A technique to form metal nanocrystals on silicon or thin SiO2 film by Rapid Thermal Annealing (RTA) of thin metal film is developed and integrated into standard CMOS processing to make EEPROM devices and improve metal-semiconductor contact resistance. I-V and C-V measurements are carried out on MOSFETs and MOS capacitors containing Au, Ag, Pt, and Si nanocrystals as floating gate for universal mobility and minority carrier lifetime extraction. Mobility around 300 cm2/V-sec and minority carrier lifetime within 0.02 ∼ 0.1 μsec are observed for all cases including the control samples that do not go through the metal nanocrystal formation process, which suggests that the substrate is virtually free from metal contamination. Using this technique, thicker metal film can potentially be achieved as well by stitching thin metal layers on top of the nanocrystals.
This work investigates the retention and transport of chemical species and abrasive particles during chemical-mechanical polishing (CMP) of copper (Cu). “Slurry step-flow” experiments, in which the concentrations of the chemicals and abrasives in the slurry are altered in steps during polishing were conducted with hydrogen peroxide (H2O2)/glycine based slurries. Two different pads, Suba-500 and IC 1400 (with k grooves), were compared in terms of their slurry retention and transport characteristics. With these experiments, it has been shown that both the abrasives and chemicals are constantly replaced during a typical CMP process. Better polishing performance of the IC 1400 over Suba 500 is a result of improved transport of the chemicals and the abrasives between the wafer/pad interface.

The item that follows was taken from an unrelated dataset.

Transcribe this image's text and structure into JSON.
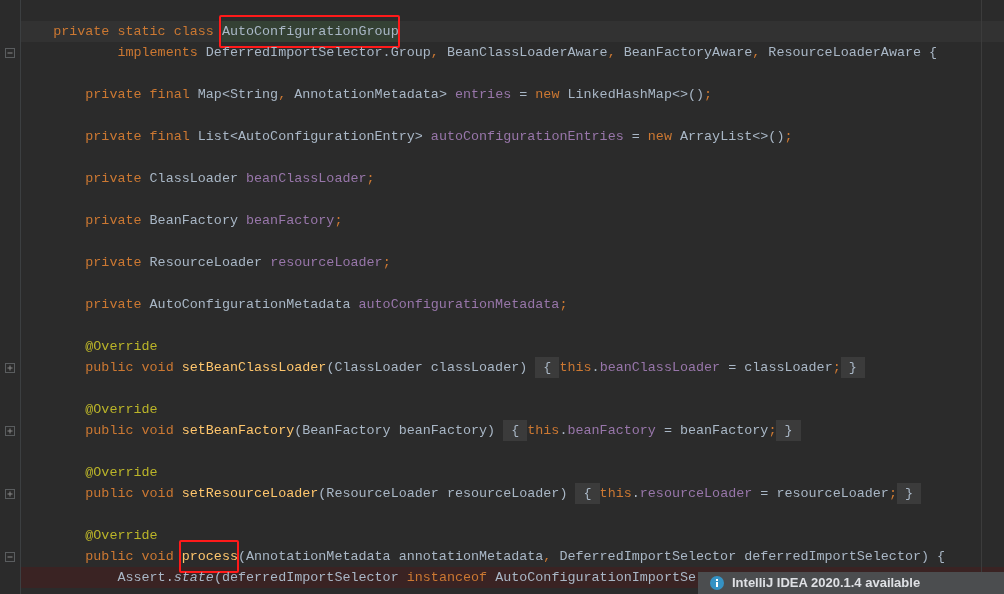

A biomimetic process has been developed to fabricate hydroxyapatite-gelatin (HAP-GEL) nanocomposites for bone regeneration (Chang and Ko et al. 2003). We hypothesize that this newly developed HAP-GEL is osteoconductive and is suitable for tissue engineered scaffolds. This preliminary study is aimed to characterize cell affinity and osseous regeneration of the HAP-GEL. The HAP-GEL was synthesized according to the procedures described in the previous publication. The attachment and proliferation of human fetal osteoblasts on HAP-GEL discs were evaluated using three different gelatin contents (2g, 3g, and 4g). The cells were seeded onto each disc and incubated at 34 degrees Celsius in 5% CO2 air atmosphere. At different time points of cultivation, cells were stained with fluorescein diacetate (FDA) and ethidium bromide (EB) to determine their viability and morphology. To assess the cell proliferation, cells were detached at Days 1, 4, and 7 by trypsinzation and counted. For in vivo tests, HAP-GEL rods were implanted into the proximal femur of Sprague-Dawley rats. One month after the implantation, the femurs were harvested and the undecalcified HAP-GEL-bone sections were stained for histopathology. Four hours after attachment, most cells appeared round in all discs; cell spreading was observed after 24 hours. The highest gelatin content supported a significantly higher cell growth than the others at 7 days. Thus all compositions support satisfactory attachment, spreading and growth. In vivo results showed excellent interfacial bone regeneration. No necrotic tissues were found. In conclusion, the HAP-GEL not only mimics the biochemistry and nanostructures of bone but also supports the attachment, proliferation and differentiation (bone formation) of osteoblasts. The HAP-GEL we developed provides a suitable surface for regeneration.